Exercise directions: Print out the data below. Do not alter a single line.

Saved data entries
—————
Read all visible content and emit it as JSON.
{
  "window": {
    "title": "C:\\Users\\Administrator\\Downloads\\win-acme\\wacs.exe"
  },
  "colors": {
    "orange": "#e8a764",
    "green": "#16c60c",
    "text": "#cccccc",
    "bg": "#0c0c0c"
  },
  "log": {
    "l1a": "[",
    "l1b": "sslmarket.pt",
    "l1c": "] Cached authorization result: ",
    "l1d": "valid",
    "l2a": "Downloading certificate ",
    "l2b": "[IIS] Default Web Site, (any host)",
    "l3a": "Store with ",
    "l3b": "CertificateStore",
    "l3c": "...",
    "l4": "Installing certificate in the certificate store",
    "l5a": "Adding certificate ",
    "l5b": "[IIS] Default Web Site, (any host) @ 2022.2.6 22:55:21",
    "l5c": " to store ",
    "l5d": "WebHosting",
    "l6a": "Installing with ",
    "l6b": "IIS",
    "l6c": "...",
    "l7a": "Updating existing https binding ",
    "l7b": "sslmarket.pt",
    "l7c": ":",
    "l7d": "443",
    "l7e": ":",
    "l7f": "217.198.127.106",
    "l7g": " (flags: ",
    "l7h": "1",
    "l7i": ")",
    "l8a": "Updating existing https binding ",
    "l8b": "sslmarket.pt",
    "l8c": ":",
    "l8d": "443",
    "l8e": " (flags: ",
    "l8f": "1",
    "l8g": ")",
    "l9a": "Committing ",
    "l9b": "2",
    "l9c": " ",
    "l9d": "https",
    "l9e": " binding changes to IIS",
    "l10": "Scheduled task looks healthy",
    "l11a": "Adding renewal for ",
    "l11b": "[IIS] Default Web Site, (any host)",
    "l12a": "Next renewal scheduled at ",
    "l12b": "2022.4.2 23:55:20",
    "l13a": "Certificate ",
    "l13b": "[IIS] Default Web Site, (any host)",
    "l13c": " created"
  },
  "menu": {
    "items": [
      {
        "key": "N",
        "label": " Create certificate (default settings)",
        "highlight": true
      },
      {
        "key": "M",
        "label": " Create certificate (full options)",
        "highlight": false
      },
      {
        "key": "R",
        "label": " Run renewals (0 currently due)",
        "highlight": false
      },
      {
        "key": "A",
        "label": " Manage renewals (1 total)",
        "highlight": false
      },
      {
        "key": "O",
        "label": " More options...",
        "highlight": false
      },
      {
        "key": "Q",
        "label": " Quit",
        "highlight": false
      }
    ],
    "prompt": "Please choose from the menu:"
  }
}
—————
Answer for this exercise:
Read all visible content and emit it as JSON.
{
  "window": {
    "title": "C:\\Users\\Administrator\\Downloads\\win-acme\\wacs.exe"
  },
  "colors": {
    "orange": "#e8a764",
    "green": "#16c60c",
    "text": "#cccccc",
    "bg": "#0c0c0c"
  },
  "log": {
    "l1a": "[",
    "l1b": "sslmarket.pt",
    "l1c": "] Cached authorization result: ",
    "l1d": "valid",
    "l2a": "Downloading certificate ",
    "l2b": "[IIS] Default Web Site, (any host)",
    "l3a": "Store with ",
    "l3b": "CertificateStore",
    "l3c": "...",
    "l4": "Installing certificate in the certificate store",
    "l5a": "Adding certificate ",
    "l5b": "[IIS] Default Web Site, (any host) @ 2022.2.6 22:55:21",
    "l5c": " to store ",
    "l5d": "WebHosting",
    "l6a": "Installing with ",
    "l6b": "IIS",
    "l6c": "...",
    "l7a": "Updating existing https binding ",
    "l7b": "sslmarket.pt",
    "l7c": ":",
    "l7d": "443",
    "l7e": ":",
    "l7f": "217.198.127.106",
    "l7g": " (flags: ",
    "l7h": "1",
    "l7i": ")",
    "l8a": "Updating existing https binding ",
    "l8b": "sslmarket.pt",
    "l8c": ":",
    "l8d": "443",
    "l8e": " (flags: ",
    "l8f": "1",
    "l8g": ")",
    "l9a": "Committing ",
    "l9b": "2",
    "l9c": " ",
    "l9d": "https",
    "l9e": " binding changes to IIS",
    "l10": "Scheduled task looks healthy",
    "l11a": "Adding renewal for ",
    "l11b": "[IIS] Default Web Site, (any host)",
    "l12a": "Next renewal scheduled at ",
    "l12b": "2022.4.2 23:55:20",
    "l13a": "Certificate ",
    "l13b": "[IIS] Default Web Site, (any host)",
    "l13c": " created"
  },
  "menu": {
    "items": [
      {
        "key": "N",
        "label": " Create certificate (default settings)",
        "highlight": true
      },
      {
        "key": "M",
        "label": " Create certificate (full options)",
        "highlight": false
      },
      {
        "key": "R",
        "label": " Run renewals (0 currently due)",
        "highlight": false
      },
      {
        "key": "A",
        "label": " Manage renewals (1 total)",
        "highlight": false
      },
      {
        "key": "O",
        "label": " More options...",
        "highlight": false
      },
      {
        "key": "Q",
        "label": " Quit",
        "highlight": false
      }
    ],
    "prompt": "Please choose from the menu:"
  }
}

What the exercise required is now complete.